- Produce quality research
- Articulate knowledge and skills developed
- Identify how to use their education in future employment
- Understand the world.
The average PHD student is 3 years old and equal males and females and 50% are part time for at least part of their studies. Most PHDs come from a job and are studying the field they previously worked in.
The number of students has doubled between 2000 and 2010. International students now make up more than one third of PHD students. Enrolment in "honours" (a program Australia adopted from Scotland) is declining. Structuring of doctorates is increasing (with professional or practice doctorate), having coursework followed by thesis.
One aspect of Dr Kiley's analysis I did not agree with was the idea that PHD graduates should be "work ready". There are likely to be skills which graduates need which a PHD is not suited to teach or test. To take an extreme example, regardless of the quality of the graduate's thesis, they will not be employed on a mine, building or factory work-site unless they have completed mandatory health and safety training.

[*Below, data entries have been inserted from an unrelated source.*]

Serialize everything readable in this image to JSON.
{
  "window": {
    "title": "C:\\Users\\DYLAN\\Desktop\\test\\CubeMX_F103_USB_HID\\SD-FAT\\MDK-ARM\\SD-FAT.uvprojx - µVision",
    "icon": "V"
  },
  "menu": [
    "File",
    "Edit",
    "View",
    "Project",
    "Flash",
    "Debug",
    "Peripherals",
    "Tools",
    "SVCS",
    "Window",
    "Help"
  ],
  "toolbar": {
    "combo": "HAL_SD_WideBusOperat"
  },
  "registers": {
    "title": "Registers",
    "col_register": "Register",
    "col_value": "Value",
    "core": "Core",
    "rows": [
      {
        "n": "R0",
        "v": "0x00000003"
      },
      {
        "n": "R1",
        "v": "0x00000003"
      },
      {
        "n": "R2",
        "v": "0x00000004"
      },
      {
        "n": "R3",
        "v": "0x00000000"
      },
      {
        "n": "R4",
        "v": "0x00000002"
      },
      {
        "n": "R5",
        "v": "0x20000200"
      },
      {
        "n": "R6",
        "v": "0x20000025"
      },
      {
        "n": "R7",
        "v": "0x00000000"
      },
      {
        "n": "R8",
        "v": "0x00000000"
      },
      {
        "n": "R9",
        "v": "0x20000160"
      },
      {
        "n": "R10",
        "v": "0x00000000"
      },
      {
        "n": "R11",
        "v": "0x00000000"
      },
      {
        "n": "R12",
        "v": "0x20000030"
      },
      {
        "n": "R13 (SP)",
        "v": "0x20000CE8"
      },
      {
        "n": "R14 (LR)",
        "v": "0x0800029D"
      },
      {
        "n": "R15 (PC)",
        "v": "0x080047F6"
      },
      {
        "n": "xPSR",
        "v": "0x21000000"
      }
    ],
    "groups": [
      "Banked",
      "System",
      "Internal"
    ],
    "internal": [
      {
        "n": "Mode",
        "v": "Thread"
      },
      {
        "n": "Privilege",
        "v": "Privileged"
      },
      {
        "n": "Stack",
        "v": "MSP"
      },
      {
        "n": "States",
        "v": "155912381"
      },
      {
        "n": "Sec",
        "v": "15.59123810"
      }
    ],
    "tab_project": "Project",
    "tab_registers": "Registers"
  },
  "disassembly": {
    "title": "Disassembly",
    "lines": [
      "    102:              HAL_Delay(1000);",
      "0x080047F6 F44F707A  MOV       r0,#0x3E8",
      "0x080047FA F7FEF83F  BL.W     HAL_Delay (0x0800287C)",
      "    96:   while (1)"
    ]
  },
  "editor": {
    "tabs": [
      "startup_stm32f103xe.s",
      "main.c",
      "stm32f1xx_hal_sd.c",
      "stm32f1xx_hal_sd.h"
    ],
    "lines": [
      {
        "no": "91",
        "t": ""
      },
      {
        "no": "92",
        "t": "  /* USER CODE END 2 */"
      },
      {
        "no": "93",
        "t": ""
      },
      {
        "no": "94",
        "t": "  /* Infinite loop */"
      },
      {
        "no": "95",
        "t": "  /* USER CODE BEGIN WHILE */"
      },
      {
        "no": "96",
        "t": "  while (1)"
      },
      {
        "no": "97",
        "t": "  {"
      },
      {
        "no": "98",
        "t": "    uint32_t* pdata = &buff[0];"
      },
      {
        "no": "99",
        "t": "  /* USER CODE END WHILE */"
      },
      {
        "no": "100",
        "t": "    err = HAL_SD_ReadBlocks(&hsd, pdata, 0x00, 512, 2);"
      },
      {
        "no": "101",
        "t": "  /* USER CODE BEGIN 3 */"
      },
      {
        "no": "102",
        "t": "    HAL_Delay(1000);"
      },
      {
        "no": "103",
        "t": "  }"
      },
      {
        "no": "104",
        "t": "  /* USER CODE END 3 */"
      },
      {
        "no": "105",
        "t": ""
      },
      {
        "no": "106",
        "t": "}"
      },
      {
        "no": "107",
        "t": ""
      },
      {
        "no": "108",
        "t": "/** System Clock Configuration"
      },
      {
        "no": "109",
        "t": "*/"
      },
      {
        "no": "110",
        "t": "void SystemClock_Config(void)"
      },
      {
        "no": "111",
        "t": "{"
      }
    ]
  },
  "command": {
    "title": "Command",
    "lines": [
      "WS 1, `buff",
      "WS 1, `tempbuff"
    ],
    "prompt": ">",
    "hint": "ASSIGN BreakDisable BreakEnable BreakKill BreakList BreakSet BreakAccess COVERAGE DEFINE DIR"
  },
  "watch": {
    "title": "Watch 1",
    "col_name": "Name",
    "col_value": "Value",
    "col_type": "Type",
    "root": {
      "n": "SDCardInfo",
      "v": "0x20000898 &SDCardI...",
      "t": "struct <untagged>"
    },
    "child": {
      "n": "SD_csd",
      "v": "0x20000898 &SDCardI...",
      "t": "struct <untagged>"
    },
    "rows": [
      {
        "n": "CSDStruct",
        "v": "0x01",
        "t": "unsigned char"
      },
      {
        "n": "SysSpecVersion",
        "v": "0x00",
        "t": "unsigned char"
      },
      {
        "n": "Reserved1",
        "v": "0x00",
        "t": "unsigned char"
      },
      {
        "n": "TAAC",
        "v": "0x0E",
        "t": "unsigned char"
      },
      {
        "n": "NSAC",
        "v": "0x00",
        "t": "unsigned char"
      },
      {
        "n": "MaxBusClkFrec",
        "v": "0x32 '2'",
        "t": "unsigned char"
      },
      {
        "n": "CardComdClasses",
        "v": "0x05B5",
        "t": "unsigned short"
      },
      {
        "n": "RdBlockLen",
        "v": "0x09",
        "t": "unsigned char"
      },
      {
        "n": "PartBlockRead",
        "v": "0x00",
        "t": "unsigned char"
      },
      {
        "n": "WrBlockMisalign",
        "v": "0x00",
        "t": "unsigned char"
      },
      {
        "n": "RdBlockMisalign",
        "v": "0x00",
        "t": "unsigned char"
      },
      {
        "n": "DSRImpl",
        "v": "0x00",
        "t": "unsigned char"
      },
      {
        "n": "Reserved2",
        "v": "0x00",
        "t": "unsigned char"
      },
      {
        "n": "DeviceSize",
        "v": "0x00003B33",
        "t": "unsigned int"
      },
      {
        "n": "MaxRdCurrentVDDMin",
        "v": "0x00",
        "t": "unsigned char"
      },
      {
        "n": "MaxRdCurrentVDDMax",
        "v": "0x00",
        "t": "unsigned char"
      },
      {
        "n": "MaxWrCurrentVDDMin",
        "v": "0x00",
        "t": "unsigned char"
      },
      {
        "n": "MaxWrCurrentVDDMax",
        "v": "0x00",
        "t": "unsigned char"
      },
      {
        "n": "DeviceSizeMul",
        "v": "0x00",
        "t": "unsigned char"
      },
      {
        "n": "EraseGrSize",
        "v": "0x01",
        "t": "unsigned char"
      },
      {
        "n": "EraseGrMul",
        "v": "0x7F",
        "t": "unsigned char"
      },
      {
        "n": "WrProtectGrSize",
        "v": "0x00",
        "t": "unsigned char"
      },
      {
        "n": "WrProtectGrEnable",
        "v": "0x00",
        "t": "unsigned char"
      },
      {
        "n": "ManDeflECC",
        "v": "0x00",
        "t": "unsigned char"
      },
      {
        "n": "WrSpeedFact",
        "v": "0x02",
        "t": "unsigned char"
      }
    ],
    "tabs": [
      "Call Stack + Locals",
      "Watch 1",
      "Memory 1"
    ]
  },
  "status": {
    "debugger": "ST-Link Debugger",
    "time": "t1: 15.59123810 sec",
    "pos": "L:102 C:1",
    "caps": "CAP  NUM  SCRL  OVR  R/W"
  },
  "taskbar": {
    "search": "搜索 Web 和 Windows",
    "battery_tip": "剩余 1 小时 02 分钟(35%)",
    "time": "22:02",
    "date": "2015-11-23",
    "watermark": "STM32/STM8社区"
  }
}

This training is at a very low level and it does not make sense to teach it in a PHD.
This is the first of four talks on the future of the PHD to be held at ANU. In July the topic is candidates and supervisors, November on ways of supervising with technology.